On Wed, 26 Mar 2008 07:32:27 +0900, "Adam Bender" <abender / gmail.com> wrote:
>   def push(value)
>     @values.synchronize do
>       @values.push value
>       @cond.signal
>     end
>     self
>   end
> 
>   def pop(timeout=nil)
>     ret = nil
>     @values.synchronize do
>       t = Time.now
>       @cond.wait(timeout)
>       puts "waited #{Time.now - t}"
>       ret = @values.shift unless @values.empty?
>     end
>     return ret
>   end

> The problem is that the wait() waits for timeout seconds, even when
> something is in the queue.

In this case, the problem is that you are always putting the thread to
sleep on the "pops" queue, even when there is already a pushed value
available on the "pushes" queue.
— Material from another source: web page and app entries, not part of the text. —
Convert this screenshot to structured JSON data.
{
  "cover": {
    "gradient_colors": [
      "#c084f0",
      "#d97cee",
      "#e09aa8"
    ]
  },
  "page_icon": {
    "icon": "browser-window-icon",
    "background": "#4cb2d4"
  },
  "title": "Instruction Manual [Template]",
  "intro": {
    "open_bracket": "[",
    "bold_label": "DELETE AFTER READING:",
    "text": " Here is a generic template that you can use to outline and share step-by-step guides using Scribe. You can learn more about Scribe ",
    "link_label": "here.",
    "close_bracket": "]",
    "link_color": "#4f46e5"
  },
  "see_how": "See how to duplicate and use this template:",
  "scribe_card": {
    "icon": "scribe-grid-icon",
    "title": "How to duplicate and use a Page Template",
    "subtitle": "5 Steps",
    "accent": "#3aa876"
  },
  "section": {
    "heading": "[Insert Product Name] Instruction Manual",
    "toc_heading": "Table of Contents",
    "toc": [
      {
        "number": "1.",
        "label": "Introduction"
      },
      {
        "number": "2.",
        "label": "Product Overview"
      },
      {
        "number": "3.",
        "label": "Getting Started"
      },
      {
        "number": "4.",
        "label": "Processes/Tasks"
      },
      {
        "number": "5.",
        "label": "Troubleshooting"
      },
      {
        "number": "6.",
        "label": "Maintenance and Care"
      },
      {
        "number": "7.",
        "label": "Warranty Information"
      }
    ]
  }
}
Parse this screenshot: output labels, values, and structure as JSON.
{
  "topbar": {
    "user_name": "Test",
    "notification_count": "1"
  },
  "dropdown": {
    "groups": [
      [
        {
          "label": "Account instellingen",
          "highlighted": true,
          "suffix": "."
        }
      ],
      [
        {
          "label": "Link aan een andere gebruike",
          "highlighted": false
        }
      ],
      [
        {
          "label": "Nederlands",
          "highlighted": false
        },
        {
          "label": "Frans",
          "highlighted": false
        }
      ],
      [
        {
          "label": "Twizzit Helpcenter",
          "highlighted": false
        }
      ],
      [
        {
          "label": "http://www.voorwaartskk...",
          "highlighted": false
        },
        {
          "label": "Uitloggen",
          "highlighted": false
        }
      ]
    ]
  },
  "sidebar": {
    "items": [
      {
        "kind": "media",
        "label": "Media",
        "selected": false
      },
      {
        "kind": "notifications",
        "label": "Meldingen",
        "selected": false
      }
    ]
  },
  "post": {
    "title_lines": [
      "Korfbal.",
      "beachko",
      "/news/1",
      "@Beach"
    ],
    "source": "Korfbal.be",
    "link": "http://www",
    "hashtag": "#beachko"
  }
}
You need to check whether the "pushes" queue is empty and only sleep
when it is:

 def pop
   @values.synchronize do
     while @values.empty?
       @cond.wait
     end
     @values.shift
   end
 end
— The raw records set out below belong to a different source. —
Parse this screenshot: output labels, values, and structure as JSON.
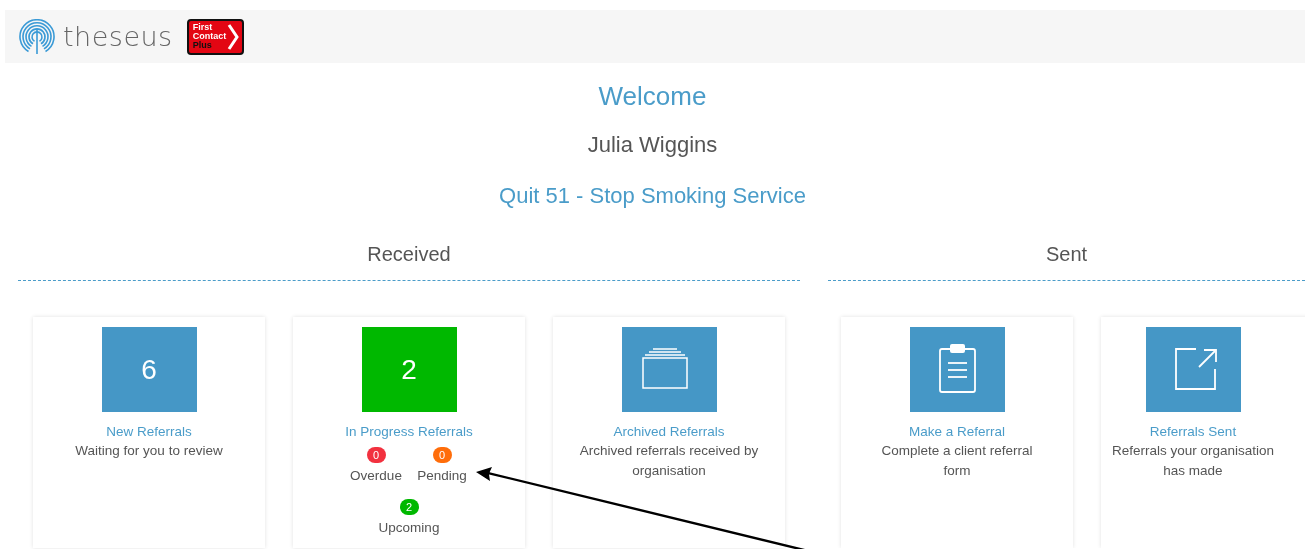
{
  "header": {
    "brand": "theseus",
    "badge_lines": [
      "First",
      "Contact",
      "Plus"
    ]
  },
  "welcome": "Welcome",
  "user_name": "Julia Wiggins",
  "organisation": "Quit 51 - Stop Smoking Service",
  "sections": [
    {
      "title": "Received",
      "cards": [
        {
          "kind": "count",
          "tile_text": "6",
          "color": "#4597c6",
          "title": "New Referrals",
          "description": "Waiting for you to review"
        },
        {
          "kind": "count",
          "tile_text": "2",
          "color": "#00b800",
          "title": "In Progress Referrals",
          "counters": [
            {
              "count": "0",
              "label": "Overdue",
              "color": "#f2313f"
            },
            {
              "count": "0",
              "label": "Pending",
              "color": "#ff6d0a"
            },
            {
              "count": "2",
              "label": "Upcoming",
              "color": "#00b800"
            }
          ]
        },
        {
          "kind": "archive",
          "color": "#4597c6",
          "title": "Archived Referrals",
          "description": "Archived referrals received by organisation"
        }
      ]
    },
    {
      "title": "Sent",
      "cards": [
        {
          "kind": "clipboard",
          "color": "#4597c6",
          "title": "Make a Referral",
          "description": "Complete a client referral form"
        },
        {
          "kind": "export",
          "color": "#4597c6",
          "title": "Referrals Sent",
          "description": "Referrals your organisation has made"
        }
      ]
    }
  ]
}
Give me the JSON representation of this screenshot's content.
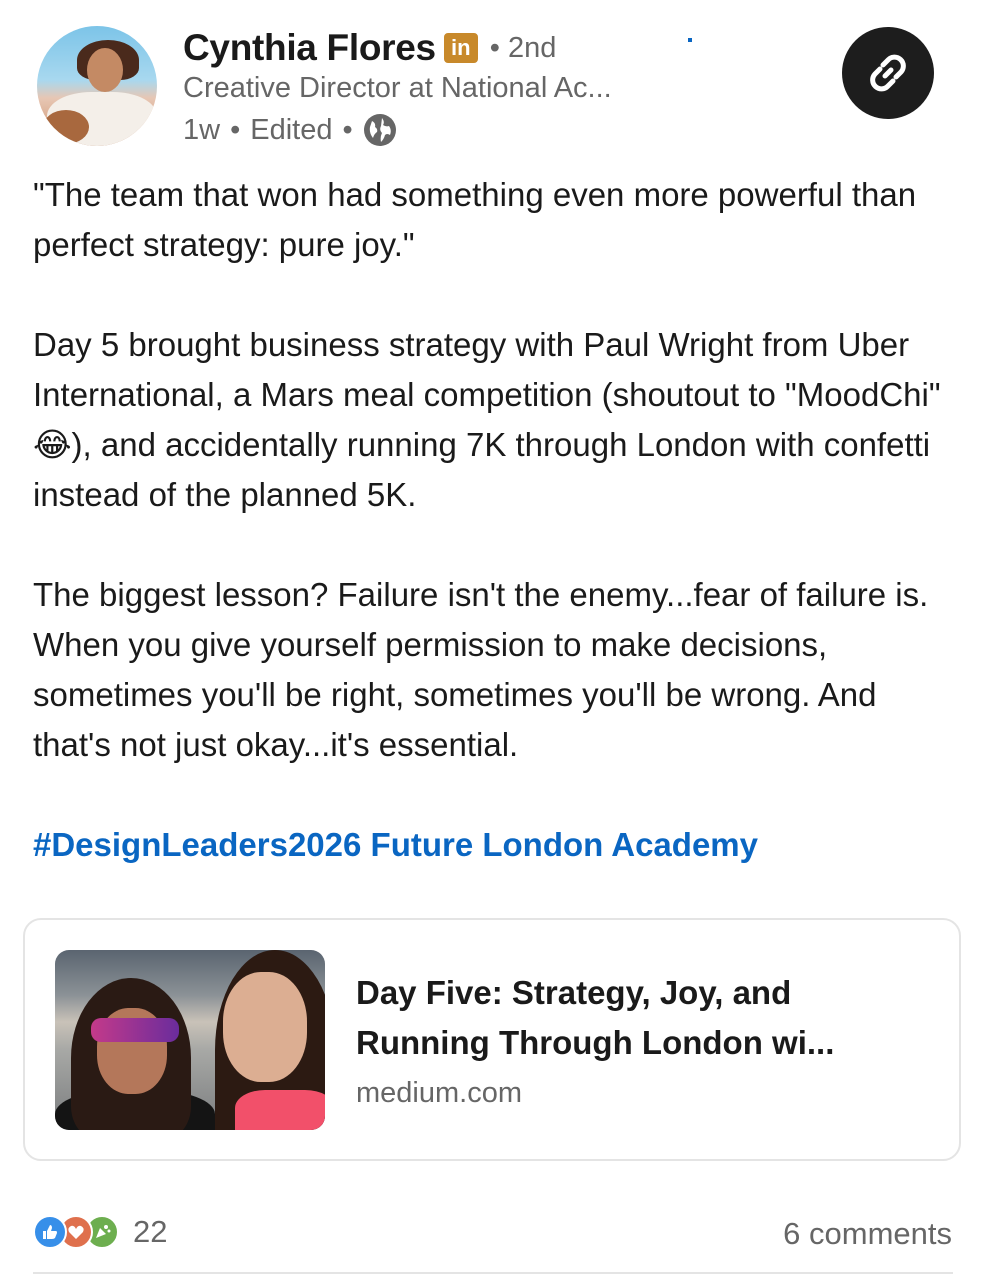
{
  "author": {
    "name": "Cynthia Flores",
    "badge": "in",
    "degree": "• 2nd",
    "headline": "Creative Director at National Ac...",
    "time": "1w",
    "edited": "Edited",
    "sep1": "•",
    "sep2": "•",
    "visibility_icon": "globe-icon"
  },
  "actions": {
    "link_icon": "link-icon"
  },
  "post": {
    "paragraphs": [
      "\"The team that won had something even more powerful than perfect strategy: pure joy.\"",
      "Day 5 brought business strategy with Paul Wright from Uber International, a Mars meal competition (shoutout to \"MoodChi\" 😂), and accidentally running 7K through London with confetti instead of the planned 5K.",
      "The biggest lesson? Failure isn't the enemy...fear of failure is. When you give yourself permission to make decisions, sometimes you'll be right, sometimes you'll be wrong. And that's not just okay...it's essential."
    ],
    "hashtag": "#DesignLeaders2026",
    "mention": "Future London Academy"
  },
  "link_card": {
    "title": "Day Five: Strategy, Joy, and Running Through London wi...",
    "domain": "medium.com"
  },
  "social": {
    "reaction_count": "22",
    "comments": "6 comments",
    "reaction_icons": [
      "like-icon",
      "love-icon",
      "celebrate-icon"
    ]
  },
  "colors": {
    "link_blue": "#0a66c2",
    "linkedin_badge": "#c8892a",
    "like": "#378fe9",
    "love": "#df704d",
    "celebrate": "#6dae4f"
  }
}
Note that I've used a while loop rather than a simple if test; this is
for several reasons, but mainly because it is possible for another
thread to "steal" a value from the "pops" queue before we finish
waking up.  Because of that, we have to check the predicate again after
@cond.wait returns, and potentially go back to sleep.

Implementing this in conjunction with timeout is harder, but possible:

 def pop(timeout = nil)
   if timeout
     deadline = Time.now + timeout
   else
     deadline = nil
   end
   @values.synchronize do
     while @values.empty?
       if deadline
         timeout = deadline - Time.now
         return nil if timeout <= 0
       end
       @cond.wait(timeout)
     end
     @values.shift
   end
 end

Since this uses the system clock rather than a monotonic timer, it does
still have a bug inasmuch as changing the system time can cause #pop to
wait for too long or too little, but Ruby 1.8 and 1.9 have that same bug
in their thread schedulers anyway.

-mental